Material supplied.
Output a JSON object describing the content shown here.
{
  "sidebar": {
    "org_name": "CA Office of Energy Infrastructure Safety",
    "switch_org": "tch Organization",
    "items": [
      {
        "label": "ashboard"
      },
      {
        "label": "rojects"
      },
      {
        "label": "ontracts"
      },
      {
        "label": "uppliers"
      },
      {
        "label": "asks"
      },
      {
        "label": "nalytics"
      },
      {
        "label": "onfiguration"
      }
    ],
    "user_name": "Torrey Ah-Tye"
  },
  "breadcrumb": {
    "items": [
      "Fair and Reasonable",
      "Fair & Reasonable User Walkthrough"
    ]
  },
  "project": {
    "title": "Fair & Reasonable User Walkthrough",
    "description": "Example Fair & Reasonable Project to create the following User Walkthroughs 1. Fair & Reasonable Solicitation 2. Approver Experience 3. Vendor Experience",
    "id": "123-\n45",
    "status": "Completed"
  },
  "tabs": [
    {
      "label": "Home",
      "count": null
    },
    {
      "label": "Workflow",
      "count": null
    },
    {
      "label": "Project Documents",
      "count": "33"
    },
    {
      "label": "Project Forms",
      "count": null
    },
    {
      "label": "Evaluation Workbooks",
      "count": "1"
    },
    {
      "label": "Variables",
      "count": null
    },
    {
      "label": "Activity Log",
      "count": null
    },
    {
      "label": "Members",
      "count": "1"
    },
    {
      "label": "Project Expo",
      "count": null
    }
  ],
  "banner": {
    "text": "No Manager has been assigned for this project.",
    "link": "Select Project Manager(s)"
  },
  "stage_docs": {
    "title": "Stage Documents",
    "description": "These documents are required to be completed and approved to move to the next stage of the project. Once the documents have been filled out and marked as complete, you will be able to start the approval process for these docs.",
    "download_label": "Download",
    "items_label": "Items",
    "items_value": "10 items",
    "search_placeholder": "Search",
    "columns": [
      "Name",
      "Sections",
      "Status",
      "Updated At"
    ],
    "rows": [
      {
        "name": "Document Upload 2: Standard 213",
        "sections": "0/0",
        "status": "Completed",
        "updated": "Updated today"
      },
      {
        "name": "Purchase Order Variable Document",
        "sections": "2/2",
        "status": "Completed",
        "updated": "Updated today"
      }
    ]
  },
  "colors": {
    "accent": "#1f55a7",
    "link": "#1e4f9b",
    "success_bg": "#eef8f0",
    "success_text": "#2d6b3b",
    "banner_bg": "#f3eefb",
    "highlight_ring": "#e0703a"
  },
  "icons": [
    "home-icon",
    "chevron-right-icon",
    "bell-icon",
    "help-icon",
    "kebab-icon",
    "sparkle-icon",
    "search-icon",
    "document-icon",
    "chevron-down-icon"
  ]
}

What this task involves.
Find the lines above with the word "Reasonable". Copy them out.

Completed task.
      "Fair and Reasonable",
      "Fair & Reasonable User Walkthrough"
    "title": "Fair & Reasonable User Walkthrough",
    "description": "Example Fair & Reasonable Project to create the following User Walkthroughs 1. Fair & Reasonable Solicitation 2. Approver Experience 3. Vendor Experience",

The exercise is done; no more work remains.